As our industry changes and the need for real-time data increases, Drones are filling a void that can’t be satisfied any other way. To capture vehicles at rest after an accident is helping the reconstruction professionals calculate actual speeds and impact points. In major weather catastrophes, drones are there to photograph the extent of damages enabling carriers to get a better idea of their loss exposure by numbers and dollars. For safety reasons, drones allow us to inspect difficult roofs, windows and walls on large structures in hours instead of weeks and without the help of law enforcement to get large heavy equipment deployed. On large flat commercial roofs, we can deploy a thermal imaging drone to find possible problem areas without the logistics of coordinating engineers, contractors and adjusters at the onset.
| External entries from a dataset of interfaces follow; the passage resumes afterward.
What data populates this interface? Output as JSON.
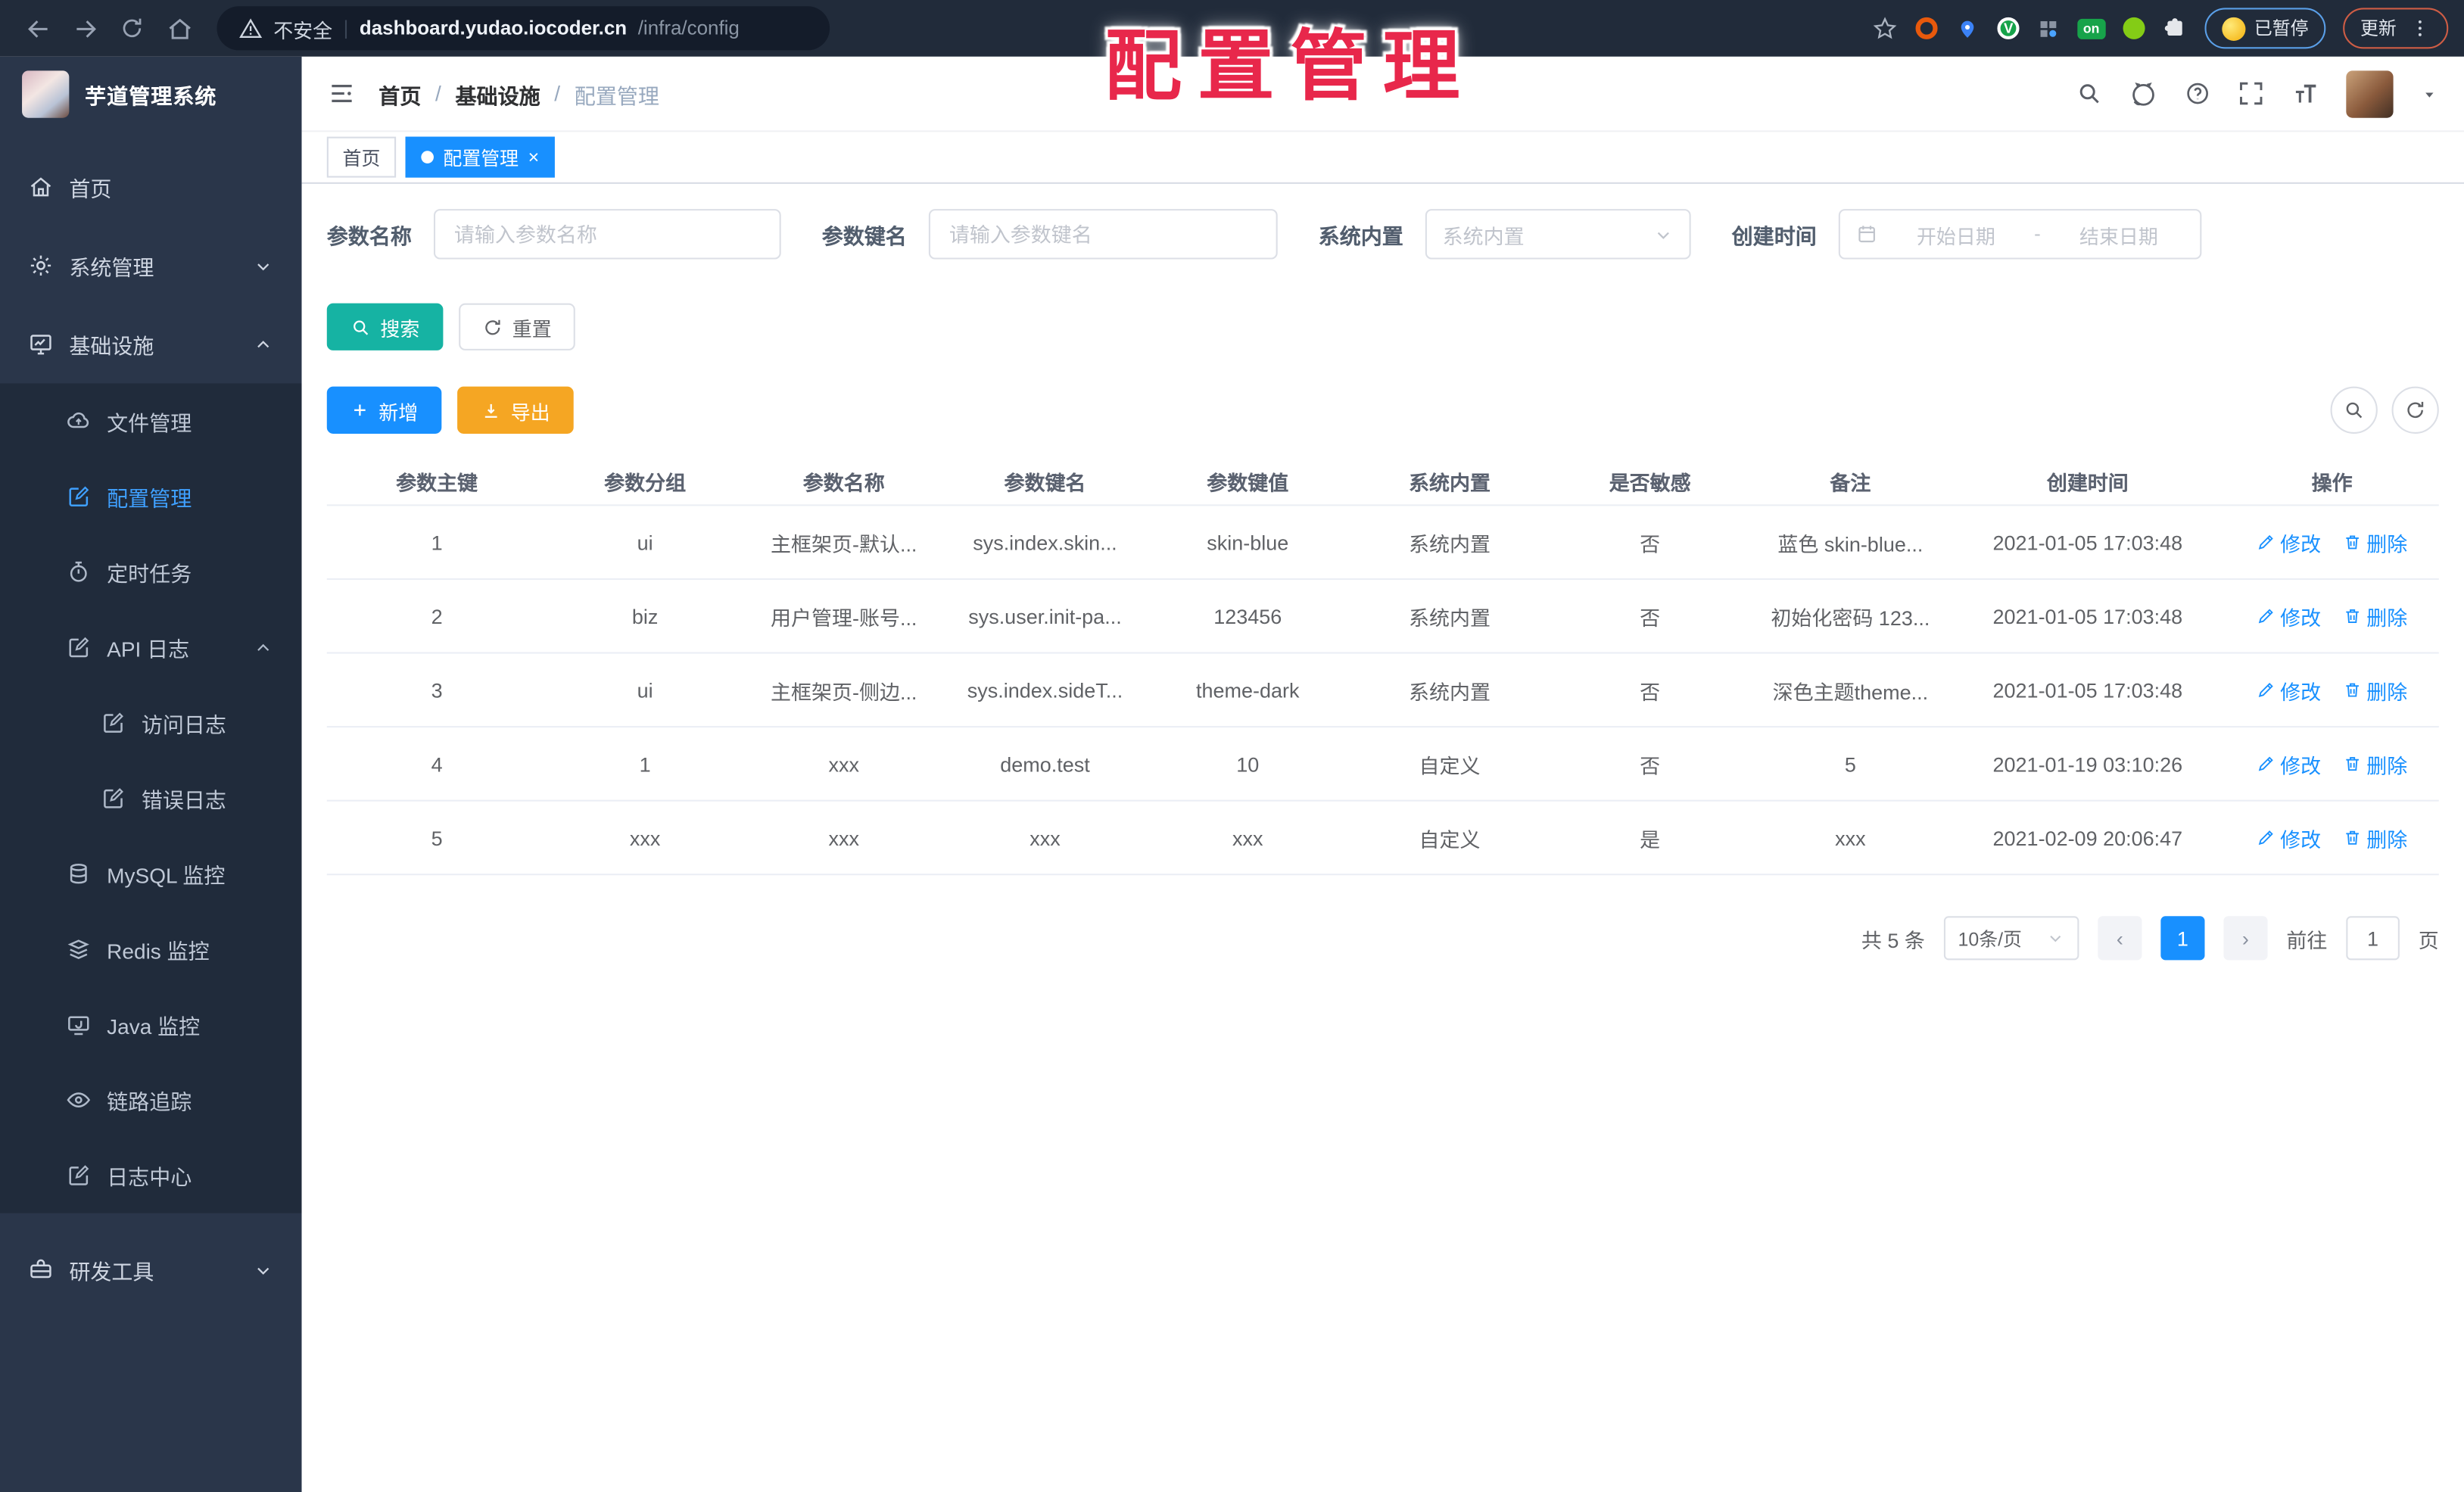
{
  "browser": {
    "security_label": "不安全",
    "url_host": "dashboard.yudao.iocoder.cn",
    "url_path": "/infra/config",
    "paused_label": "已暂停",
    "update_label": "更新"
  },
  "overlay": {
    "title": "配置管理"
  },
  "sidebar": {
    "app_title": "芋道管理系统",
    "items": [
      {
        "label": "首页"
      },
      {
        "label": "系统管理"
      },
      {
        "label": "基础设施"
      },
      {
        "label": "文件管理"
      },
      {
        "label": "配置管理"
      },
      {
        "label": "定时任务"
      },
      {
        "label": "API 日志"
      },
      {
        "label": "访问日志"
      },
      {
        "label": "错误日志"
      },
      {
        "label": "MySQL 监控"
      },
      {
        "label": "Redis 监控"
      },
      {
        "label": "Java 监控"
      },
      {
        "label": "链路追踪"
      },
      {
        "label": "日志中心"
      },
      {
        "label": "研发工具"
      }
    ]
  },
  "breadcrumb": {
    "items": [
      "首页",
      "基础设施",
      "配置管理"
    ]
  },
  "tabs": {
    "home": "首页",
    "active": "配置管理"
  },
  "filters": {
    "name_label": "参数名称",
    "name_placeholder": "请输入参数名称",
    "key_label": "参数键名",
    "key_placeholder": "请输入参数键名",
    "type_label": "系统内置",
    "type_placeholder": "系统内置",
    "date_label": "创建时间",
    "date_start_placeholder": "开始日期",
    "date_separator": "-",
    "date_end_placeholder": "结束日期",
    "search_button": "搜索",
    "reset_button": "重置",
    "add_button": "新增",
    "export_button": "导出"
  },
  "table": {
    "columns": [
      "参数主键",
      "参数分组",
      "参数名称",
      "参数键名",
      "参数键值",
      "系统内置",
      "是否敏感",
      "备注",
      "创建时间",
      "操作"
    ],
    "edit_label": "修改",
    "delete_label": "删除",
    "rows": [
      {
        "pk": "1",
        "group": "ui",
        "name": "主框架页-默认...",
        "key": "sys.index.skin...",
        "value": "skin-blue",
        "builtin": "系统内置",
        "sensitive": "否",
        "remark": "蓝色 skin-blue...",
        "created": "2021-01-05 17:03:48"
      },
      {
        "pk": "2",
        "group": "biz",
        "name": "用户管理-账号...",
        "key": "sys.user.init-pa...",
        "value": "123456",
        "builtin": "系统内置",
        "sensitive": "否",
        "remark": "初始化密码 123...",
        "created": "2021-01-05 17:03:48"
      },
      {
        "pk": "3",
        "group": "ui",
        "name": "主框架页-侧边...",
        "key": "sys.index.sideT...",
        "value": "theme-dark",
        "builtin": "系统内置",
        "sensitive": "否",
        "remark": "深色主题theme...",
        "created": "2021-01-05 17:03:48"
      },
      {
        "pk": "4",
        "group": "1",
        "name": "xxx",
        "key": "demo.test",
        "value": "10",
        "builtin": "自定义",
        "sensitive": "否",
        "remark": "5",
        "created": "2021-01-19 03:10:26"
      },
      {
        "pk": "5",
        "group": "xxx",
        "name": "xxx",
        "key": "xxx",
        "value": "xxx",
        "builtin": "自定义",
        "sensitive": "是",
        "remark": "xxx",
        "created": "2021-02-09 20:06:47"
      }
    ]
  },
  "pagination": {
    "total": "共 5 条",
    "page_size": "10条/页",
    "prev": "‹",
    "next": "›",
    "current": "1",
    "goto_label": "前往",
    "goto_value": "1",
    "unit_label": "页"
  },
  "colors": {
    "accent_blue": "#1890ff",
    "teal": "#16b3a3",
    "amber": "#f5a623",
    "overlay_red": "#e8274b",
    "sidebar_bg": "#2a364a",
    "submenu_bg": "#202b3b",
    "chrome_bg": "#212b3a"
  }
}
It doesn’t appear that drones could possibly take the place of trained professionals, but the data captured by a strategically launched drone can save time and money by assisting us in making better and more informed decisions in regard to underwriting and claim settlements.